Not In Its Original Colour

by Bob Jacobs

So you pick up the phone at ten to five and call your wife from the office, and when you tell her that you'll be working late there's a quiver in your voice that makes you sound insincere, and you know by the pause that follows that she heard it. When she asks how come you're working late again, because until recently you'd never worked late in all those years, her voice quivers too, and you know - you absolutely know - that she's wondering whether you're having an affair. Afterwards, when you put the phone down, you lean back in the chair and clasp your hands at the back of your head - the only part of your scalp that still has hair, and not in its original colour - and your belly strains against your shirt while you grin at the ceiling looking like your own father. A few minutes later the office empties as people filter home, like Chrissie the new PA who never looks you in the eye, and Marlene who's screwing the guy from accounts who drives a Porsche, and Karen the office slut who, tight-lipped, turned her cheek towards your attempted kiss at the Christmas party despite having had a skin full, most of which you'd paid for, before going home with some young guy whose face you can't remember. You grin because none of these women even knows you exist, because none of them ever wants anything more than a signature from you, because actually there is no work for you to do at the office this evening so you'll be shuffling paperwork for a couple of hours, but you know - you absolutely know - that when you go home tonight it's to a woman who still thinks you're attractive enough to worry about when you call and say you're working late. Hell, yeah.

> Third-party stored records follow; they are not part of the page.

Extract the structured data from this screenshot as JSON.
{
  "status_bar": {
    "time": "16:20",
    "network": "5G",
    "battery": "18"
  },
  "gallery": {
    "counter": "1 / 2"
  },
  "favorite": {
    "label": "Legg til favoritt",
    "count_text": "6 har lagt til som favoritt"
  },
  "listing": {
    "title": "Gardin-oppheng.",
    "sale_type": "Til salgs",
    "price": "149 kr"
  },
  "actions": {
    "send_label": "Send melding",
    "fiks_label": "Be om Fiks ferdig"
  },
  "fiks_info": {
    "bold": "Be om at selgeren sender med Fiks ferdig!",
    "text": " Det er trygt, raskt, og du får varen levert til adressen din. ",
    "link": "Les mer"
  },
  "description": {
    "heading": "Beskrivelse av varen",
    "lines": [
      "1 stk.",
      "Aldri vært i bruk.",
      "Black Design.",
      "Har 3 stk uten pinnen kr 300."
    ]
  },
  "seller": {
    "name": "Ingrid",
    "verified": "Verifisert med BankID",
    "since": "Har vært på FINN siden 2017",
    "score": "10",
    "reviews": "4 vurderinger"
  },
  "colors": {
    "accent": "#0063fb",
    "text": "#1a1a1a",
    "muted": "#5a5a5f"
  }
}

Bob Jacobs, whose full catalog is here, lives in the south-east of England with his wife and kids and Sony Vaio. In his spare time he likes to lie motionless on his back, whistling and staring at clouds.